Risabha's Nirvana and Mauni Amavasya

January-February; 14th and 15th day of the waning half of the Hindu month of Magha
Jains, a religious minority who are most heavily concentrated in India, honor 24 spiritual guides named Tirthankaras. Foremost among these divine beings is the original Tirthankara, Risabha. According to Jain tradition, Risabha lived 600,000 years ago. He is credited with establishing the first Indian emperor and instituting fundamental social conventions for humans. Jains in India and other countries celebrate Risabha's Nirvana and Mauni Amavasya over two days in Magha, a Jain lunar month that falls between January and February.
Jains revere Tirthankaras for attaining nirvana, a state of total liberation from an endless cycle of birth and death. On the Nirvana day of Risabha, known in southern India as Jinaratri, believers remember their spiritual guide's liberation at Mount Kailash, a mythic site of the Himalayas range in Tibet known to Jains as Ashtapada.
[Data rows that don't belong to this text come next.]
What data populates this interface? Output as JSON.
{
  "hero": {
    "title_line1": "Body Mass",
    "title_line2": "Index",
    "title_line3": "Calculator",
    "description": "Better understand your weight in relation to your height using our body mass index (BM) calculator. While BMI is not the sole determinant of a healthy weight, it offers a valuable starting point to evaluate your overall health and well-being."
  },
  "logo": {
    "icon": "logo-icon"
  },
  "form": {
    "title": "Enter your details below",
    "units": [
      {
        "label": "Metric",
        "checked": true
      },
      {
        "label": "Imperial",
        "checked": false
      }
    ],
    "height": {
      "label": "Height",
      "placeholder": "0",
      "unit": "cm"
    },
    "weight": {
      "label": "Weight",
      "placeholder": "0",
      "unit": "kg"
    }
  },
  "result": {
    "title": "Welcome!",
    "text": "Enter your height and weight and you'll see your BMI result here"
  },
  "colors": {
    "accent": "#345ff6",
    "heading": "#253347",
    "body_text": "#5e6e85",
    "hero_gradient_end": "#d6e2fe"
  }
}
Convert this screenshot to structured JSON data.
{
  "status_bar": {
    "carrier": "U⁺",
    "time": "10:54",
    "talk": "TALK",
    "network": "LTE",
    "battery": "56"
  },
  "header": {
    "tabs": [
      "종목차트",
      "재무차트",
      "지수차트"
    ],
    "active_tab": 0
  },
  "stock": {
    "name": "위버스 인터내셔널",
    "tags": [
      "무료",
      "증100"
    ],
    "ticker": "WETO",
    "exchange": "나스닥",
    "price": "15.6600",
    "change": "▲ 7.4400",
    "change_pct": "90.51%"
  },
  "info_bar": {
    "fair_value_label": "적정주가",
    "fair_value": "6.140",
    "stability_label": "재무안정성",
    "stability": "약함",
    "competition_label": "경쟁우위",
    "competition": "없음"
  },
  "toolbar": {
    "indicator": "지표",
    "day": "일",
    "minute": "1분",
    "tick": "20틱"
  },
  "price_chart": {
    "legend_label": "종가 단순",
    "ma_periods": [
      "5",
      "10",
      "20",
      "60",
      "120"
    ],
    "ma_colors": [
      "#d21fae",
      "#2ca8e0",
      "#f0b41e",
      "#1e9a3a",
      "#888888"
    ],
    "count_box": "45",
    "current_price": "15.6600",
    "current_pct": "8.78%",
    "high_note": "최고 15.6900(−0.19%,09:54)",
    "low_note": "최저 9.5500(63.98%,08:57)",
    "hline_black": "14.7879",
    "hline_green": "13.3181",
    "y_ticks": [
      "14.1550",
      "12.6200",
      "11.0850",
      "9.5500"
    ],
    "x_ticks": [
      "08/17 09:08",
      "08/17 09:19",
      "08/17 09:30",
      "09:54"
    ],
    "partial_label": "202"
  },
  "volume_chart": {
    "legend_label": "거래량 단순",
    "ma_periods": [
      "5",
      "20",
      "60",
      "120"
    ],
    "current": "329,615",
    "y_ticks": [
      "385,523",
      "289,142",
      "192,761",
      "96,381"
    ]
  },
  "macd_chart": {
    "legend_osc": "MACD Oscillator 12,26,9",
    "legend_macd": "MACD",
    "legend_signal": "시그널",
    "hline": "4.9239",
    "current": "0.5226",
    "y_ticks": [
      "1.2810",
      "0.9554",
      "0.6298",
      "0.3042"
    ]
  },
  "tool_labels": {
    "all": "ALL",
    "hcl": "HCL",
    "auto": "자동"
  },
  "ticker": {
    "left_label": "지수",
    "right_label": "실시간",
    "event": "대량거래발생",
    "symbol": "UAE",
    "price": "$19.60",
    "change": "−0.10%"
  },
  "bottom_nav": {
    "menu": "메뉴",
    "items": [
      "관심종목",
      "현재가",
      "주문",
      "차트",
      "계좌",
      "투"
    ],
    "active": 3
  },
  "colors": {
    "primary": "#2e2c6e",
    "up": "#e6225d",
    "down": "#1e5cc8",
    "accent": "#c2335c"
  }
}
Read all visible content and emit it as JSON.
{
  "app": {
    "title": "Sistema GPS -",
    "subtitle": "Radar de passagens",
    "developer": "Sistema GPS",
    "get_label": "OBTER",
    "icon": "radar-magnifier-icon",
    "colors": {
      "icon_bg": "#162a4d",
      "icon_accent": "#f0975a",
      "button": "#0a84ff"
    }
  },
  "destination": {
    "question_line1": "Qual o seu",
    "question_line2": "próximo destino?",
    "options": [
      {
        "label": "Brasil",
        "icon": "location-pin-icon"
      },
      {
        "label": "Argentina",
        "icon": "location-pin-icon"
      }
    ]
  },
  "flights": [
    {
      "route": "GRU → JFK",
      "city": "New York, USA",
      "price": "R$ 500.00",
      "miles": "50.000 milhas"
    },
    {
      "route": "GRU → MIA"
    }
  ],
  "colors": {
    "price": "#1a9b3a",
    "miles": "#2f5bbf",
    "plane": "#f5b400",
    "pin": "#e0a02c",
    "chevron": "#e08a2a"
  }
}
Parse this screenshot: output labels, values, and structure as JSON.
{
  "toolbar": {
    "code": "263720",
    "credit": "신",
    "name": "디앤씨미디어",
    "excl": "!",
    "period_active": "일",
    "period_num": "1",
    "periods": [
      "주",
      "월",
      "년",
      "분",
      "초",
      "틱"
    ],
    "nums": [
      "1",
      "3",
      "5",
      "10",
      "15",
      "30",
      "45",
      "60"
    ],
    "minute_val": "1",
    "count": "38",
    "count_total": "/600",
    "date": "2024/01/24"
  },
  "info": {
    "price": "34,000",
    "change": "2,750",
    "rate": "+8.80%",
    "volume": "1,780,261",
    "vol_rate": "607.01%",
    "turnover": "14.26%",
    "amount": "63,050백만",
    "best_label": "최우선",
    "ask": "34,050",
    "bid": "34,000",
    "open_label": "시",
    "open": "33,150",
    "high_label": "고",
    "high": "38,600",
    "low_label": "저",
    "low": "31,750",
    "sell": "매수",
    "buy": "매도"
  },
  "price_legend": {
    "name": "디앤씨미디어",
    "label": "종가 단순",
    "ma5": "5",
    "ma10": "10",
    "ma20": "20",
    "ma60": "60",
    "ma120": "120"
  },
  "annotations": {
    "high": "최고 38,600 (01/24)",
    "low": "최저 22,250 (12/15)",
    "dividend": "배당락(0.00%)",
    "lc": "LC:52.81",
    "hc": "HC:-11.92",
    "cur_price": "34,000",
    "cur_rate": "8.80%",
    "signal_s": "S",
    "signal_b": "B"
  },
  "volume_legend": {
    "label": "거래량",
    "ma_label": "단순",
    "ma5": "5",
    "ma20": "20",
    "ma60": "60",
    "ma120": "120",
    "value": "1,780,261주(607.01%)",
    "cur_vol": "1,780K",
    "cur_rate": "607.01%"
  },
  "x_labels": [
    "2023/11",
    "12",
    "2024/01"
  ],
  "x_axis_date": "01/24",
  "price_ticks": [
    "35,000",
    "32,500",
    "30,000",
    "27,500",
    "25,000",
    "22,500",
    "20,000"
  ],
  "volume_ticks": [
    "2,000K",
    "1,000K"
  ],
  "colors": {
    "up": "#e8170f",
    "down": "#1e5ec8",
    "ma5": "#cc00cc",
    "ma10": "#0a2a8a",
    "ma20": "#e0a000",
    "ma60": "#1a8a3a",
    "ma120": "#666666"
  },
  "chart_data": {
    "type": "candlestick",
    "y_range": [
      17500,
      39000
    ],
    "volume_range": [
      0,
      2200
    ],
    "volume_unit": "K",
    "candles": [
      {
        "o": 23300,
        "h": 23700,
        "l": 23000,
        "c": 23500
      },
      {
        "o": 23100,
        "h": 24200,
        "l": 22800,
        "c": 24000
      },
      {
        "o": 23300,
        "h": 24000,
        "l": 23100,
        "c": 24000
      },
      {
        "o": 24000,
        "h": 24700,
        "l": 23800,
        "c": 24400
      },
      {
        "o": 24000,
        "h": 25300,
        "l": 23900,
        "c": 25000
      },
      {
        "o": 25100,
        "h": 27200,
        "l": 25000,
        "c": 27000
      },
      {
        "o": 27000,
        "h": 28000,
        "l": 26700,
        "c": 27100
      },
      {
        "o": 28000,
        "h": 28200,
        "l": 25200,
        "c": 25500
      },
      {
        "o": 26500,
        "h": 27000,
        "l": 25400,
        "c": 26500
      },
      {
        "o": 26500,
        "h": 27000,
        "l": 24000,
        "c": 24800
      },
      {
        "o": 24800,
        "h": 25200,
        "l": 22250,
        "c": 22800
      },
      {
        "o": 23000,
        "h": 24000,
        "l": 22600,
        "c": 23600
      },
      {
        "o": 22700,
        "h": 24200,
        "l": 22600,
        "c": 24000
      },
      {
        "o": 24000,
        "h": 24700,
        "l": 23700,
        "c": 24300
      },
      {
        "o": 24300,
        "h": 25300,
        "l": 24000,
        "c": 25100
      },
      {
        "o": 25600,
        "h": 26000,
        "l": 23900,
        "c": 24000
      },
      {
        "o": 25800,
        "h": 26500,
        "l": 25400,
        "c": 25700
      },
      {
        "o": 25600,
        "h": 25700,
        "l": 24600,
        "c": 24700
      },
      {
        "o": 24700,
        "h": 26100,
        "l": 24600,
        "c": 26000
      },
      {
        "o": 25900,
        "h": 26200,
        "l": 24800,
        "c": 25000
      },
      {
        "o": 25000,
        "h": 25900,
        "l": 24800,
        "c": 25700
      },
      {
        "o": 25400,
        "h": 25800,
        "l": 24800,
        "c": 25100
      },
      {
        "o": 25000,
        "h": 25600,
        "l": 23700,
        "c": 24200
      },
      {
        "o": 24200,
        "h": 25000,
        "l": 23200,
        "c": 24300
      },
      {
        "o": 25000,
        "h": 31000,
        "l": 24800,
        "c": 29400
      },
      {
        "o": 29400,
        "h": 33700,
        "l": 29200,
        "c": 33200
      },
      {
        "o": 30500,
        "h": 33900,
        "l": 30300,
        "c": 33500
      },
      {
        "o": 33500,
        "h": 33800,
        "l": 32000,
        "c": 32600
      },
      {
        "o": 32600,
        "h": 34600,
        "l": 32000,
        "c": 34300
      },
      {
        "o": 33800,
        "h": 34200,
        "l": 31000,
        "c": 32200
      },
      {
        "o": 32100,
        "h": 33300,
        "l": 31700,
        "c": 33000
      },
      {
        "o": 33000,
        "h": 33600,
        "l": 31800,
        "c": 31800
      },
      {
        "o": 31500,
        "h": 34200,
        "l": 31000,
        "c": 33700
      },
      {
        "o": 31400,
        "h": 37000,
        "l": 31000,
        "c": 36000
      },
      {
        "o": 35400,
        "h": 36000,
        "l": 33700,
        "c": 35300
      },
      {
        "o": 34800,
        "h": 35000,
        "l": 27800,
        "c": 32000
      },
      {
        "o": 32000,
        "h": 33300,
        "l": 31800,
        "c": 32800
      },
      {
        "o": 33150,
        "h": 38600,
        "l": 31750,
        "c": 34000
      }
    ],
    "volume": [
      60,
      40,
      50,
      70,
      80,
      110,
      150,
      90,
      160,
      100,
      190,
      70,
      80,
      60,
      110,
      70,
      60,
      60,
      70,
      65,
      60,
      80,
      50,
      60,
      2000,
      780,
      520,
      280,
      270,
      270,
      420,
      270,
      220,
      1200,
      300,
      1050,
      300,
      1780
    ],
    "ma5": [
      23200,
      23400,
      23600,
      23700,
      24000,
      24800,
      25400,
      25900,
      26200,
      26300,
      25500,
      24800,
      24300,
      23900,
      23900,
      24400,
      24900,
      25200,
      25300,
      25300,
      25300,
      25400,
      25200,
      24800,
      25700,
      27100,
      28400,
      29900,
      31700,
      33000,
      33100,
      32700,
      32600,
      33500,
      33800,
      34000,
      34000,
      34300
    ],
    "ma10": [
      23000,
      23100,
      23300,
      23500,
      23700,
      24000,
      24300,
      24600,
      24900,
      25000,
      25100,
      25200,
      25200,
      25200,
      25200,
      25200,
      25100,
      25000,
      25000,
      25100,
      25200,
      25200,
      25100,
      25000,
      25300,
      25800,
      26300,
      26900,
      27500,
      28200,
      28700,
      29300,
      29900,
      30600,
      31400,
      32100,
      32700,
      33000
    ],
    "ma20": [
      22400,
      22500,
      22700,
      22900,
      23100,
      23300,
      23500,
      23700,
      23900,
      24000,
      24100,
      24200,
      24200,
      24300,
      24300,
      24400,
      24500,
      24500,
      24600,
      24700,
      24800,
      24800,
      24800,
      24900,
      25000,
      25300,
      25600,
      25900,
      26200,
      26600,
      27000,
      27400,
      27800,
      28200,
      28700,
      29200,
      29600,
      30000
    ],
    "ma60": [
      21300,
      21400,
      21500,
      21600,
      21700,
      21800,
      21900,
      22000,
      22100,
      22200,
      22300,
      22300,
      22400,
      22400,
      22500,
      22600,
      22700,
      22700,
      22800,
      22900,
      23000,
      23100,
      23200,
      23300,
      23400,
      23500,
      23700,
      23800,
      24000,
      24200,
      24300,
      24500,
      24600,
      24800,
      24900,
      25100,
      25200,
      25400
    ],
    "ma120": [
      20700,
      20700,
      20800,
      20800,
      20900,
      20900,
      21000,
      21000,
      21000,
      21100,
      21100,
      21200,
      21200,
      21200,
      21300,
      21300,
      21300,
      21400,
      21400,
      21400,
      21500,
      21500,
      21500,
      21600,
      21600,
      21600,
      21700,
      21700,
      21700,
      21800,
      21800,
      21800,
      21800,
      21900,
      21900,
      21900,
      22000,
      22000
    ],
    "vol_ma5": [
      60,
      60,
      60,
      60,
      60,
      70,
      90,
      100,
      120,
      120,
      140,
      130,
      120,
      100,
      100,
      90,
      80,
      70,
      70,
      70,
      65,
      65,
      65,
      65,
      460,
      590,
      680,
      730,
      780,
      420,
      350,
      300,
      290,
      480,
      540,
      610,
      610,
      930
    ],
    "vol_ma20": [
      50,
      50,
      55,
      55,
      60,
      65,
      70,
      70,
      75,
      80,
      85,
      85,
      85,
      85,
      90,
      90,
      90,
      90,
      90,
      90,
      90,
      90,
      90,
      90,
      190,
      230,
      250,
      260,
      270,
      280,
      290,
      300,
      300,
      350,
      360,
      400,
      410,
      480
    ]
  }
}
They typically observe the day with processions.
Mauni Amavasya takes place on the next day, and for Svetambara Jains, the religion's dominant sect, it is a time for silent reflection.
CONTACTS:
Ministry of External Affairs
Government of India
South Block
New Delhi 110011 India
www.mea.gov.in
SOURCES:
RelHolCal-2004, p. 195